More Australian businesses have used cloud computing technologies in 2019 to 2020, according to data from the Australian Bureau of Statistics.
In the ABS’s recent Characteristics of Australian Business report for 2019-20, the Bureau said the business use of paid cloud computing during the period was at 55 percent, up from 42 percent in 2017-18.
The ABS defines “paid cloud computing” as “IT services that are used over the internet to access software, computing power or storage capacity.”
The data also noted that the percentage of companies using cloud also increases depending on the size of their workforce.
ABS said 81 percent of businesses of 200 employees or more use cloud technologies, followed by 76 percent of companies with 20 to 199 employees, then 65 percent of companies with 5-19 employees. Those with 0 to 4 employees had 49 percent using cloud technologies.
Amazon Web Services Australia commented on the findings:

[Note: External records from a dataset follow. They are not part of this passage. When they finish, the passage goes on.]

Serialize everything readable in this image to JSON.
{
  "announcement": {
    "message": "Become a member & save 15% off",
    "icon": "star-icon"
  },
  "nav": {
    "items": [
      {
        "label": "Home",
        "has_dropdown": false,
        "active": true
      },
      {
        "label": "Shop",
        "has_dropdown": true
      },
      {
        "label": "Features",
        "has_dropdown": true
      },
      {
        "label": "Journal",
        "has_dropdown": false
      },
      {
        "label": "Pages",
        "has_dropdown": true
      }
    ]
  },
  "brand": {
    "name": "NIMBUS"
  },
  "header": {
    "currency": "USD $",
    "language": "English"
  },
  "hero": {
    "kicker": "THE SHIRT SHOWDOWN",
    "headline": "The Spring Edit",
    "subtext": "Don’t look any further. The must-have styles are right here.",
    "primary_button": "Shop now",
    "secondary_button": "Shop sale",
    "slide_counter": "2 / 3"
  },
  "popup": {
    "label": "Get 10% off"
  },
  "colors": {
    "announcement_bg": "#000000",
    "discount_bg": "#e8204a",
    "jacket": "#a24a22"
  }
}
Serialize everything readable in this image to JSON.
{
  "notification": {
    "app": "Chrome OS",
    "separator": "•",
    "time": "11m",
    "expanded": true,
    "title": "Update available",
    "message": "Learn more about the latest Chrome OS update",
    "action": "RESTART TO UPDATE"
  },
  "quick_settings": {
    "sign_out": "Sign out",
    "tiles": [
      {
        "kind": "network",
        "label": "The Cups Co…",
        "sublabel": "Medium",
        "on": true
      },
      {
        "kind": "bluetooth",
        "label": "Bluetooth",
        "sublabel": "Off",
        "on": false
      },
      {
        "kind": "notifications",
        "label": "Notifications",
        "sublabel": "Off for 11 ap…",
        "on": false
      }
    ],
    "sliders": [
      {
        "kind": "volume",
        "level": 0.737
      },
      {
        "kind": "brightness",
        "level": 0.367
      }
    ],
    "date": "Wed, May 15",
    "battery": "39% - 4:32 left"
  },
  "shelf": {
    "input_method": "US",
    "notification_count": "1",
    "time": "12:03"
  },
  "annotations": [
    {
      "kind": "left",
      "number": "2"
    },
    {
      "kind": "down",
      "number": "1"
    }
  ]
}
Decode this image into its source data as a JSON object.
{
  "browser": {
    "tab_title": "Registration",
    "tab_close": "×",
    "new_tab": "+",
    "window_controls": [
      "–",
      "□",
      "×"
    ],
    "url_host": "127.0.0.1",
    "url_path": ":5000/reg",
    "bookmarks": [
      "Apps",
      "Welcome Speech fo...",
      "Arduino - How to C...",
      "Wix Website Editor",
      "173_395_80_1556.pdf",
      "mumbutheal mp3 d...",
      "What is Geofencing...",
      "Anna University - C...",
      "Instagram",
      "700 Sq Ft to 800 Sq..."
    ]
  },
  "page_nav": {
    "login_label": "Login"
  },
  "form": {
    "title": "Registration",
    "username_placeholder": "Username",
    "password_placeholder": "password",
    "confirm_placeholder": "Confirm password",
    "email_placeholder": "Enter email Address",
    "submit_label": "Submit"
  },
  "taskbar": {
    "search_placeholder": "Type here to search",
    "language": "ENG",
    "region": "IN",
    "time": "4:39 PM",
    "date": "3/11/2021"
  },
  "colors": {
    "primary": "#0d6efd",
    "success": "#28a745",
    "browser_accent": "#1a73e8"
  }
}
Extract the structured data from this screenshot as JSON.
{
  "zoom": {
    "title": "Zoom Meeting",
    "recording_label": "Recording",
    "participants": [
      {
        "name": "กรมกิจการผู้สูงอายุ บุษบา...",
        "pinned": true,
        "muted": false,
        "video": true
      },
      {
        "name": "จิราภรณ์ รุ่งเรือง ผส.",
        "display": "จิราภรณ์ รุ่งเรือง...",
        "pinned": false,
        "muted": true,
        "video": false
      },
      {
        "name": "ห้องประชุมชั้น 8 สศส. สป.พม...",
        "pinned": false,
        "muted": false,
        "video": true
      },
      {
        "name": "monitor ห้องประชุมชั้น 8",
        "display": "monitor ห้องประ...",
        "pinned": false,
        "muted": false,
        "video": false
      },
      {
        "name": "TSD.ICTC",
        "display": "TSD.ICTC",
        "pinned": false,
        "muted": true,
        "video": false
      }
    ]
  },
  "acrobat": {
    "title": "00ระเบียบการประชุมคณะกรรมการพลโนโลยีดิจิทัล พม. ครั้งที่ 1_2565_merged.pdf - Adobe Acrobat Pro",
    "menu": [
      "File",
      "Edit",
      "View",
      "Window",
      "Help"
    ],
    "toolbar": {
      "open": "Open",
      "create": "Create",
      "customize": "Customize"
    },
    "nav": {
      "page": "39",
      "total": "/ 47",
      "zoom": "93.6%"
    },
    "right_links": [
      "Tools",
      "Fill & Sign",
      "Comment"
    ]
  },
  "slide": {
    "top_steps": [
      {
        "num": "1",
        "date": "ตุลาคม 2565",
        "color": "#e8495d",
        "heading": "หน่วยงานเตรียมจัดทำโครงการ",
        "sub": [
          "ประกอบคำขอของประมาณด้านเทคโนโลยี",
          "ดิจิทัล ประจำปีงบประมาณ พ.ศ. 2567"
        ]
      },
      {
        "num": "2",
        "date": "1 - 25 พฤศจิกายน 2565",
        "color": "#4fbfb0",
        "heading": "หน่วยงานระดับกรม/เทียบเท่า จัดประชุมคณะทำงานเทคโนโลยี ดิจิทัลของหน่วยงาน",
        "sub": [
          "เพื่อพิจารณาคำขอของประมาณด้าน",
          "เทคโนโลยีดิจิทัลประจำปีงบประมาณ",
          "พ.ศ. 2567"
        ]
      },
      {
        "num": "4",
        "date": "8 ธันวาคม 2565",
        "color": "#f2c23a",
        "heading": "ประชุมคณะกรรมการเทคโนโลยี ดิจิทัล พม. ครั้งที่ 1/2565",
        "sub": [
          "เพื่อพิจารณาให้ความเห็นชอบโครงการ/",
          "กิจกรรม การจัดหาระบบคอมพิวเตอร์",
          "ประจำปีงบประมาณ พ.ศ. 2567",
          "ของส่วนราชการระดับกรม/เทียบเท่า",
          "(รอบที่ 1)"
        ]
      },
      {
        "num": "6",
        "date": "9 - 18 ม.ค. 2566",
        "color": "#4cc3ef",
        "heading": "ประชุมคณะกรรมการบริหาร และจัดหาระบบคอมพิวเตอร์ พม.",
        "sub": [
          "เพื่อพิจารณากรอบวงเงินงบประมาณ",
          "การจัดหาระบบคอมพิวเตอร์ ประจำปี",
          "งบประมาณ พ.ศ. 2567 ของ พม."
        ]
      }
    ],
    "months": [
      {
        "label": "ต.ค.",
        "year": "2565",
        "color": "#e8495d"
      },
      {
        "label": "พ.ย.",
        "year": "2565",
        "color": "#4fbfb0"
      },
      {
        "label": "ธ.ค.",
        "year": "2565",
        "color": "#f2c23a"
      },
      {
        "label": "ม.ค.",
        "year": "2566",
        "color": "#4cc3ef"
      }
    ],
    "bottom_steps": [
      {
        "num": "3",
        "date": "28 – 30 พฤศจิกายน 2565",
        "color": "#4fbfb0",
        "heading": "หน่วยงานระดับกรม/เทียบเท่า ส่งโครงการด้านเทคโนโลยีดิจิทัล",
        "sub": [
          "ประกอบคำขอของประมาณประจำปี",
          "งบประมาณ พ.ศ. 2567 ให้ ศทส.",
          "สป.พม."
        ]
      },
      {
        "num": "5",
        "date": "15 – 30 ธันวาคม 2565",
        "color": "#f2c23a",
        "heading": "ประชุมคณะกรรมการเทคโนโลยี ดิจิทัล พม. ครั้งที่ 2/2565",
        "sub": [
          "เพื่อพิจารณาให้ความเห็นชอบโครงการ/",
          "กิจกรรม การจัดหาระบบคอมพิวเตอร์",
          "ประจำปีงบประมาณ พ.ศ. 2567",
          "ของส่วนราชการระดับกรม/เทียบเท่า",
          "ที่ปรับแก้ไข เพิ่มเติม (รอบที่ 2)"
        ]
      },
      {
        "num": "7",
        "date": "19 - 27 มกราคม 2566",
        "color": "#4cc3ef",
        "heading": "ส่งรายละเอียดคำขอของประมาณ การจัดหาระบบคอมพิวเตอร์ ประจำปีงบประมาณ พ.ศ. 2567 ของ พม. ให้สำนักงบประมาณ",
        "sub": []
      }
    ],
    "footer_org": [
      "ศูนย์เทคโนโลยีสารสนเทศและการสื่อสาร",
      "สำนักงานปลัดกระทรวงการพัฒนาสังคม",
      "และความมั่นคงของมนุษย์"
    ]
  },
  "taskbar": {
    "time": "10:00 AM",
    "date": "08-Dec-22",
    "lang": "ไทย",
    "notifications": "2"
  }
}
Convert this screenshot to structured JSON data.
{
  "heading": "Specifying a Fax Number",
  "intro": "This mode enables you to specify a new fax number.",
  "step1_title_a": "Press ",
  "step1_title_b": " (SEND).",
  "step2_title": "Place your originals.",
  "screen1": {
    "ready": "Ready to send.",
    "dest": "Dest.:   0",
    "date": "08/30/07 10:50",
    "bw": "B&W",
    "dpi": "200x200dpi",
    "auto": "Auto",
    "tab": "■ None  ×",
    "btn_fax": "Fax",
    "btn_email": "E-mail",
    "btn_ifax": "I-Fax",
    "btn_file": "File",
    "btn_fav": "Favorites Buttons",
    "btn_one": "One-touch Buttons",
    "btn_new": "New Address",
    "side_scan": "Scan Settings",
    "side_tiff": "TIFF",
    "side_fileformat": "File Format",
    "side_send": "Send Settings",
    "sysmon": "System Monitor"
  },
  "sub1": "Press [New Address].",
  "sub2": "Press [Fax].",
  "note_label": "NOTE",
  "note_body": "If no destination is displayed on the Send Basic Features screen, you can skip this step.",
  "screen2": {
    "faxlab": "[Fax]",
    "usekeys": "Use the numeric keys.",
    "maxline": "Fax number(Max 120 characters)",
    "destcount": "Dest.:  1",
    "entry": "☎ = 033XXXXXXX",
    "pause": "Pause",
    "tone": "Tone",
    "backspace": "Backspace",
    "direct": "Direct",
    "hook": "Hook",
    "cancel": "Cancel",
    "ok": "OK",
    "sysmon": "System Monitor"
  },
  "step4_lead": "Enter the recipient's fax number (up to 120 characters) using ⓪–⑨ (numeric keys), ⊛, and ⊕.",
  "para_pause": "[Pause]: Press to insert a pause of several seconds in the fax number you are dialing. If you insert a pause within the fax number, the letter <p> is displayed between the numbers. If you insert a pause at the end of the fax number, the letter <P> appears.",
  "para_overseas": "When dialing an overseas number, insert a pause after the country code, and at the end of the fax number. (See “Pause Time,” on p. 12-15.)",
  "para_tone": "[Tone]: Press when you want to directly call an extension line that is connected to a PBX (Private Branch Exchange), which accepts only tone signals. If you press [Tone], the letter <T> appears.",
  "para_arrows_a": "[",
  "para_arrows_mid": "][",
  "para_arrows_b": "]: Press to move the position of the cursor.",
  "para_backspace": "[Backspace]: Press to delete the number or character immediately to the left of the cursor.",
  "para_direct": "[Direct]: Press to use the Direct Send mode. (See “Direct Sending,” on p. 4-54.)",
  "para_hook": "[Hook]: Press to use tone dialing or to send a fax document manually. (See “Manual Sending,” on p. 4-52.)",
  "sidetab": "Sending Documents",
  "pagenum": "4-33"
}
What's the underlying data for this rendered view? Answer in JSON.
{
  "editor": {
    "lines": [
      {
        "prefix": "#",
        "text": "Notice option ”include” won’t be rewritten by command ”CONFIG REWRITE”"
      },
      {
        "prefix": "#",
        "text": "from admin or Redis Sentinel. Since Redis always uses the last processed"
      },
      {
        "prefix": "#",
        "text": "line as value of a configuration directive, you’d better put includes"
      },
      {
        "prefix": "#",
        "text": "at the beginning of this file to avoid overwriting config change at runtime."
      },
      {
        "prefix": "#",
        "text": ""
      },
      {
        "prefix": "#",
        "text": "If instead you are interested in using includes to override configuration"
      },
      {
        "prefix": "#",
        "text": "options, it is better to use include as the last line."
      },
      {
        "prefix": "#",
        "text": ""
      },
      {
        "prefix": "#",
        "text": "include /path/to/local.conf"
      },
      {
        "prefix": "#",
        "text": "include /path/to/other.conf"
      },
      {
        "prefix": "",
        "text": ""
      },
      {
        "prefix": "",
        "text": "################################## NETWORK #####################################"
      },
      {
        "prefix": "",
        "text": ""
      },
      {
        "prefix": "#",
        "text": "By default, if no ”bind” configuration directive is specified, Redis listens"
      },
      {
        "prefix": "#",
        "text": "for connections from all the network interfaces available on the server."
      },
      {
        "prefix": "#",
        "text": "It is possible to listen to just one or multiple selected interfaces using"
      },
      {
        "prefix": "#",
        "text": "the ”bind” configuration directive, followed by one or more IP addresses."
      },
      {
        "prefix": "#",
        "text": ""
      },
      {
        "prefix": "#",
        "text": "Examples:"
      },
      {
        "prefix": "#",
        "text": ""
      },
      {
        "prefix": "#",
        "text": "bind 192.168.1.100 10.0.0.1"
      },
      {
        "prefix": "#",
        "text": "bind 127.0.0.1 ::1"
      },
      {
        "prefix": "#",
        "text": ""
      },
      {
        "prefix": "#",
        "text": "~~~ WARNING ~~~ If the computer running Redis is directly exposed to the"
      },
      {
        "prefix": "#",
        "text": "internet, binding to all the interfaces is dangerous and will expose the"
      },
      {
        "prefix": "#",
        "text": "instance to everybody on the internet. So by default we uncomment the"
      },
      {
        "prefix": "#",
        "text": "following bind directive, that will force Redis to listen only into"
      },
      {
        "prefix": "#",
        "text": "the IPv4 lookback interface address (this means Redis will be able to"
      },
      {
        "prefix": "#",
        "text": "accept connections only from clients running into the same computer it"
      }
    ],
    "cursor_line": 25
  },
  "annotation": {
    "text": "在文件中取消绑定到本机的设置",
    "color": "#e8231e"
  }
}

“The past year accelerated our shift to a digital world and highlighted an even more urgent recognition of the problems we need to address together to drive our economy and society forward,” AWS Australia director of enterprise Karl Durrance said.
“AWS has been particularly inspired by our customers who have solved specific challenges brought about by the current pandemic, pivoting to build new technologies that help to keep communities safe, and provide support for their workforce as we shift to hybrid working models.”
Durrance also took note of another ABS finding in the report, where 13 percent of businesses said the biggest barrier preventing or limiting businesses from taking up IT services was a lack of a skilled workforce.
“A significant barrier to continuing to accelerate innovation is finding digitally skilled workers to keep pace with technology advancements,” he said.
“Addressing the technology skills gap requires intentional, sustained effort by the private and public sectors. AWS remains committed to helping to solve this challenge through collaboration with education institutions, industry organisations, and government with local skilling initiatives.”
The other factors were unsuitable internet speed (13 percent), uncertainty around cost/benefit (12 percent) and insufficient knowledge of ICTs (12 percent).